alpha receptor antagonists effects? clinical uses?
decreased TPR, decreased mean BP (normal alpha 1 constriction) - may cause reflex tachycardia and salt/water retention
clinical: HTN, pheochromocytoma, BPH (a1 blocker)
nonselective alpha receptor antagonist drugs? competitive/noncompetitive? clinical uses?
phentolamine - competitive - (acute management HTN)
phenoxybenzamine - noncompetitive (pheochromocytoma)
MAO type A
mainly in liver, but Anywhere (metabolizes NE, 5HT, tyramine)
MAO type B
mainly in brain (metabolizes DA)
what are the selective alpha 1 blockers? clinical use?
prazosin, doxazosin, terazosin, tamsulosin
clinical? HTN and BPH (symptomatic treatment)
what is the selective alpha 2 blocker? clinical use?
what are the beta receptor antagonists?
acebutolol, atenolol, metoprolol, pindolol, propranolol, timolol
which beta receptor antagonists are beta 1 selective?

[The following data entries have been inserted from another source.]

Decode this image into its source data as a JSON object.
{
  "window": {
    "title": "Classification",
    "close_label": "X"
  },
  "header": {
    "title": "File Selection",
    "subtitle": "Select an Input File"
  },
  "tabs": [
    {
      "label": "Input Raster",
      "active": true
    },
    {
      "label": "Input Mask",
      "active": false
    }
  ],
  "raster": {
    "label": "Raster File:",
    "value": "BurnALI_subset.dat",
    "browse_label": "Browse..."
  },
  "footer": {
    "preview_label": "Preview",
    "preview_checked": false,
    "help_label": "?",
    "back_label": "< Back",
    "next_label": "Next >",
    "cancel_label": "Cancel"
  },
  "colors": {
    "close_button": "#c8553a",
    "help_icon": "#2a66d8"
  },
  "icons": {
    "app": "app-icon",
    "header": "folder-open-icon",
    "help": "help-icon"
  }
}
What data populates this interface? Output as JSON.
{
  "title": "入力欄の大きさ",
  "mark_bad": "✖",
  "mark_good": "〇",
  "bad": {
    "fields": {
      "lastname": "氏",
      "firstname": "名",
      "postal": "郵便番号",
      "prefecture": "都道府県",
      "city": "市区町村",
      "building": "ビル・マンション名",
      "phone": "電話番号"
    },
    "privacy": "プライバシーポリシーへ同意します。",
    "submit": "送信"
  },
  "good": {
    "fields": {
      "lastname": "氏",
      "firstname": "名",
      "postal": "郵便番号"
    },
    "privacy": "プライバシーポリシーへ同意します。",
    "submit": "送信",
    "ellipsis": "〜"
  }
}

(A-M) acebutolol, atenolol, metoprolol
which beta blocker causes the least amount of sedation? why?
atenolol - no CNS entry
which beta blockers have no increase in blood lipids? why?
acebutolol, pindolol (because partial agonists)
which beta blocker is best for asthmatics?
which beta blocker is used in social phobias?
uses for beta blockers
angina, HTN, post==MI
labetalol and carvedilol
combined alpha-1 and beta blocking activity - NOT -olol becuase not full beta blockers
what does chronic use of beta blockers lead to?